Work to be completed: Copy every record exactly, with nothing left out.

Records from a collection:
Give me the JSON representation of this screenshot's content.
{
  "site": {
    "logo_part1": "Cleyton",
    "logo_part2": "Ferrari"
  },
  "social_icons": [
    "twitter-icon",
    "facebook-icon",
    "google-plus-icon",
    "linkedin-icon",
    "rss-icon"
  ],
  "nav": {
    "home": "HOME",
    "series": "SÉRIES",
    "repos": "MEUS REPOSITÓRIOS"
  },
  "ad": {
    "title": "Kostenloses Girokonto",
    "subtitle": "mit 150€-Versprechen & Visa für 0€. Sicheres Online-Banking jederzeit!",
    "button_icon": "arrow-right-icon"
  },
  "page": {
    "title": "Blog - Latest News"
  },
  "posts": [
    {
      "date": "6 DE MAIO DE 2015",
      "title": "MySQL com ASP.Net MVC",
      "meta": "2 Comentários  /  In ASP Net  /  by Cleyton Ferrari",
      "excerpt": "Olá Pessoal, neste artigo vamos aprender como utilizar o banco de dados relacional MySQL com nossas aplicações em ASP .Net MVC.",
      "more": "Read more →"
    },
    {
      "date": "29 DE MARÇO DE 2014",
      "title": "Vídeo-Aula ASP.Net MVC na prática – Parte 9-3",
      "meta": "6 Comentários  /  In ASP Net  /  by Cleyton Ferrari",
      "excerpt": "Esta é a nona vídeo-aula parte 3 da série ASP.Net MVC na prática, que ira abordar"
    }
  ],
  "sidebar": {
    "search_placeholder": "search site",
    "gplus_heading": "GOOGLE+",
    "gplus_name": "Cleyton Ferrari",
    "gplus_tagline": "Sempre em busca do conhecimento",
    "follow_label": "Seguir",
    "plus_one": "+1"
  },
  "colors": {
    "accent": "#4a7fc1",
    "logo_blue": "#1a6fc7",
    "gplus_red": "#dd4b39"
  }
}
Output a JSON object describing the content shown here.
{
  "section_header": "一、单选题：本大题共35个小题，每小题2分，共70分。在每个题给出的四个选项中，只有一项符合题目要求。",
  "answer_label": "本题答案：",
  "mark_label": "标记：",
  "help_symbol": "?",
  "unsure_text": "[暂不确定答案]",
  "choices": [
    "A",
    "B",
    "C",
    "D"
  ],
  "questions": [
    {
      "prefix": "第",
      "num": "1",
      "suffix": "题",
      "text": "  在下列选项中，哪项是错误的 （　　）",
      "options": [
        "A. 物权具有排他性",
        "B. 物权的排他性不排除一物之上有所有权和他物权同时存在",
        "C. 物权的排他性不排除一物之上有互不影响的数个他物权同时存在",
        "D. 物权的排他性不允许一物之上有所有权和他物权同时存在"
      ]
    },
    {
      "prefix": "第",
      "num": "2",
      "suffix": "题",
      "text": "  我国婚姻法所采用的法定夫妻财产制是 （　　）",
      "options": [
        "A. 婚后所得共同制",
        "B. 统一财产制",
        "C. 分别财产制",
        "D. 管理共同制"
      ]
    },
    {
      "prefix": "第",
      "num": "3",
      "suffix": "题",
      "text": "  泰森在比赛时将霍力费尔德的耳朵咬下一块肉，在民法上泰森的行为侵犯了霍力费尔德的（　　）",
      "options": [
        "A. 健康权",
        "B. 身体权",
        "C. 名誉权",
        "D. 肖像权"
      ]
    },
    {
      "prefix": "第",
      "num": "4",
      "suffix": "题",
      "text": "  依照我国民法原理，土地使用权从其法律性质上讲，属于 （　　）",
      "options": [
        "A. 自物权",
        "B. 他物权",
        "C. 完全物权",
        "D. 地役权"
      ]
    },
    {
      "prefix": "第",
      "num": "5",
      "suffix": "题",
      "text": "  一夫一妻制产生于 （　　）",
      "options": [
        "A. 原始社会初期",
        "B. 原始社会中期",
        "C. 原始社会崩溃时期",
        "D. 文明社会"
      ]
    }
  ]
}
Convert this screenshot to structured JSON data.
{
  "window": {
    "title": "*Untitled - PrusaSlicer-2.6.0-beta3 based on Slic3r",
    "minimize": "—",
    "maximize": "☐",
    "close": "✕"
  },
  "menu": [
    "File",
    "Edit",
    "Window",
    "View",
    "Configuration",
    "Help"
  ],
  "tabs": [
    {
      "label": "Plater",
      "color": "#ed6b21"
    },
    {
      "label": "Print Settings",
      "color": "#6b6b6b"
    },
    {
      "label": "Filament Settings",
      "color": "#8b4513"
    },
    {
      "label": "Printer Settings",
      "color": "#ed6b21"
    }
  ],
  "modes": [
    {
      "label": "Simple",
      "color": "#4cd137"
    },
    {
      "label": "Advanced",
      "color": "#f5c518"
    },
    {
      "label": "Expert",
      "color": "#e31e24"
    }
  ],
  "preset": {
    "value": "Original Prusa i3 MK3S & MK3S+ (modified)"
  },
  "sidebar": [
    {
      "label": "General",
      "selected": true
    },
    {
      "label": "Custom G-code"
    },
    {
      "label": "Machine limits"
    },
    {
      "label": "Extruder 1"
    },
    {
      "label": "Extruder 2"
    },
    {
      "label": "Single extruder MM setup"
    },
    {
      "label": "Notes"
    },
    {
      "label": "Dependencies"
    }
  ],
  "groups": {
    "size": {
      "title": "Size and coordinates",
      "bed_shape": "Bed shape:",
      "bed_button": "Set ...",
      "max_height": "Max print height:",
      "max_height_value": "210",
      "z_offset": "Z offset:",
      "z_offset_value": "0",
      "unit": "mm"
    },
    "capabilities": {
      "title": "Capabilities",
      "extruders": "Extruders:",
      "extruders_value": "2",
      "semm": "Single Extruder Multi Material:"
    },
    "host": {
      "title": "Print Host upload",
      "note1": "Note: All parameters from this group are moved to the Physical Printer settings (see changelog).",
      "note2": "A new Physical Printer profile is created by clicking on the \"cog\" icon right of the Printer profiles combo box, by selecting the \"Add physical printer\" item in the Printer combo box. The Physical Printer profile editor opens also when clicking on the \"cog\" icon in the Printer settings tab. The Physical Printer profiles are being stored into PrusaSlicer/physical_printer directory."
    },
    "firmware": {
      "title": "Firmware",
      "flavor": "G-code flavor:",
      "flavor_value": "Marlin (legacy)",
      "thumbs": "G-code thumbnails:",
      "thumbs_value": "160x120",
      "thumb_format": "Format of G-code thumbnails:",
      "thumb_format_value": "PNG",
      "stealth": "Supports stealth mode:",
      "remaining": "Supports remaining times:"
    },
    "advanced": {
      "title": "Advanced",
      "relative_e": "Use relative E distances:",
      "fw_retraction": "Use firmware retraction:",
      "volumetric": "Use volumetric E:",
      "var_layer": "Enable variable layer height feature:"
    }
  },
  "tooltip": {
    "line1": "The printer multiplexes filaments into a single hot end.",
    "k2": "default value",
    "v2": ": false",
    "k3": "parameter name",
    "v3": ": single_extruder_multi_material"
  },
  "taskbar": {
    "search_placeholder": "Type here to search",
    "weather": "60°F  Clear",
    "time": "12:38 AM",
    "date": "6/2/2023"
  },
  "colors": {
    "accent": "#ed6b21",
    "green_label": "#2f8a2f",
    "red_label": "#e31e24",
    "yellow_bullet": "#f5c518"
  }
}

Solution below:
Give me the JSON representation of this screenshot's content.
{
  "site": {
    "logo_part1": "Cleyton",
    "logo_part2": "Ferrari"
  },
  "social_icons": [
    "twitter-icon",
    "facebook-icon",
    "google-plus-icon",
    "linkedin-icon",
    "rss-icon"
  ],
  "nav": {
    "home": "HOME",
    "series": "SÉRIES",
    "repos": "MEUS REPOSITÓRIOS"
  },
  "ad": {
    "title": "Kostenloses Girokonto",
    "subtitle": "mit 150€-Versprechen & Visa für 0€. Sicheres Online-Banking jederzeit!",
    "button_icon": "arrow-right-icon"
  },
  "page": {
    "title": "Blog - Latest News"
  },
  "posts": [
    {
      "date": "6 DE MAIO DE 2015",
      "title": "MySQL com ASP.Net MVC",
      "meta": "2 Comentários  /  In ASP Net  /  by Cleyton Ferrari",
      "excerpt": "Olá Pessoal, neste artigo vamos aprender como utilizar o banco de dados relacional MySQL com nossas aplicações em ASP .Net MVC.",
      "more": "Read more →"
    },
    {
      "date": "29 DE MARÇO DE 2014",
      "title": "Vídeo-Aula ASP.Net MVC na prática – Parte 9-3",
      "meta": "6 Comentários  /  In ASP Net  /  by Cleyton Ferrari",
      "excerpt": "Esta é a nona vídeo-aula parte 3 da série ASP.Net MVC na prática, que ira abordar"
    }
  ],
  "sidebar": {
    "search_placeholder": "search site",
    "gplus_heading": "GOOGLE+",
    "gplus_name": "Cleyton Ferrari",
    "gplus_tagline": "Sempre em busca do conhecimento",
    "follow_label": "Seguir",
    "plus_one": "+1"
  },
  "colors": {
    "accent": "#4a7fc1",
    "logo_blue": "#1a6fc7",
    "gplus_red": "#dd4b39"
  }
}
Output a JSON object describing the content shown here.
{
  "section_header": "一、单选题：本大题共35个小题，每小题2分，共70分。在每个题给出的四个选项中，只有一项符合题目要求。",
  "answer_label": "本题答案：",
  "mark_label": "标记：",
  "help_symbol": "?",
  "unsure_text": "[暂不确定答案]",
  "choices": [
    "A",
    "B",
    "C",
    "D"
  ],
  "questions": [
    {
      "prefix": "第",
      "num": "1",
      "suffix": "题",
      "text": "  在下列选项中，哪项是错误的 （　　）",
      "options": [
        "A. 物权具有排他性",
        "B. 物权的排他性不排除一物之上有所有权和他物权同时存在",
        "C. 物权的排他性不排除一物之上有互不影响的数个他物权同时存在",
        "D. 物权的排他性不允许一物之上有所有权和他物权同时存在"
      ]
    },
    {
      "prefix": "第",
      "num": "2",
      "suffix": "题",
      "text": "  我国婚姻法所采用的法定夫妻财产制是 （　　）",
      "options": [
        "A. 婚后所得共同制",
        "B. 统一财产制",
        "C. 分别财产制",
        "D. 管理共同制"
      ]
    },
    {
      "prefix": "第",
      "num": "3",
      "suffix": "题",
      "text": "  泰森在比赛时将霍力费尔德的耳朵咬下一块肉，在民法上泰森的行为侵犯了霍力费尔德的（　　）",
      "options": [
        "A. 健康权",
        "B. 身体权",
        "C. 名誉权",
        "D. 肖像权"
      ]
    },
    {
      "prefix": "第",
      "num": "4",
      "suffix": "题",
      "text": "  依照我国民法原理，土地使用权从其法律性质上讲，属于 （　　）",
      "options": [
        "A. 自物权",
        "B. 他物权",
        "C. 完全物权",
        "D. 地役权"
      ]
    },
    {
      "prefix": "第",
      "num": "5",
      "suffix": "题",
      "text": "  一夫一妻制产生于 （　　）",
      "options": [
        "A. 原始社会初期",
        "B. 原始社会中期",
        "C. 原始社会崩溃时期",
        "D. 文明社会"
      ]
    }
  ]
}
Convert this screenshot to structured JSON data.
{
  "window": {
    "title": "*Untitled - PrusaSlicer-2.6.0-beta3 based on Slic3r",
    "minimize": "—",
    "maximize": "☐",
    "close": "✕"
  },
  "menu": [
    "File",
    "Edit",
    "Window",
    "View",
    "Configuration",
    "Help"
  ],
  "tabs": [
    {
      "label": "Plater",
      "color": "#ed6b21"
    },
    {
      "label": "Print Settings",
      "color": "#6b6b6b"
    },
    {
      "label": "Filament Settings",
      "color": "#8b4513"
    },
    {
      "label": "Printer Settings",
      "color": "#ed6b21"
    }
  ],
  "modes": [
    {
      "label": "Simple",
      "color": "#4cd137"
    },
    {
      "label": "Advanced",
      "color": "#f5c518"
    },
    {
      "label": "Expert",
      "color": "#e31e24"
    }
  ],
  "preset": {
    "value": "Original Prusa i3 MK3S & MK3S+ (modified)"
  },
  "sidebar": [
    {
      "label": "General",
      "selected": true
    },
    {
      "label": "Custom G-code"
    },
    {
      "label": "Machine limits"
    },
    {
      "label": "Extruder 1"
    },
    {
      "label": "Extruder 2"
    },
    {
      "label": "Single extruder MM setup"
    },
    {
      "label": "Notes"
    },
    {
      "label": "Dependencies"
    }
  ],
  "groups": {
    "size": {
      "title": "Size and coordinates",
      "bed_shape": "Bed shape:",
      "bed_button": "Set ...",
      "max_height": "Max print height:",
      "max_height_value": "210",
      "z_offset": "Z offset:",
      "z_offset_value": "0",
      "unit": "mm"
    },
    "capabilities": {
      "title": "Capabilities",
      "extruders": "Extruders:",
      "extruders_value": "2",
      "semm": "Single Extruder Multi Material:"
    },
    "host": {
      "title": "Print Host upload",
      "note1": "Note: All parameters from this group are moved to the Physical Printer settings (see changelog).",
      "note2": "A new Physical Printer profile is created by clicking on the \"cog\" icon right of the Printer profiles combo box, by selecting the \"Add physical printer\" item in the Printer combo box. The Physical Printer profile editor opens also when clicking on the \"cog\" icon in the Printer settings tab. The Physical Printer profiles are being stored into PrusaSlicer/physical_printer directory."
    },
    "firmware": {
      "title": "Firmware",
      "flavor": "G-code flavor:",
      "flavor_value": "Marlin (legacy)",
      "thumbs": "G-code thumbnails:",
      "thumbs_value": "160x120",
      "thumb_format": "Format of G-code thumbnails:",
      "thumb_format_value": "PNG",
      "stealth": "Supports stealth mode:",
      "remaining": "Supports remaining times:"
    },
    "advanced": {
      "title": "Advanced",
      "relative_e": "Use relative E distances:",
      "fw_retraction": "Use firmware retraction:",
      "volumetric": "Use volumetric E:",
      "var_layer": "Enable variable layer height feature:"
    }
  },
  "tooltip": {
    "line1": "The printer multiplexes filaments into a single hot end.",
    "k2": "default value",
    "v2": ": false",
    "k3": "parameter name",
    "v3": ": single_extruder_multi_material"
  },
  "taskbar": {
    "search_placeholder": "Type here to search",
    "weather": "60°F  Clear",
    "time": "12:38 AM",
    "date": "6/2/2023"
  },
  "colors": {
    "accent": "#ed6b21",
    "green_label": "#2f8a2f",
    "red_label": "#e31e24",
    "yellow_bullet": "#f5c518"
  }
}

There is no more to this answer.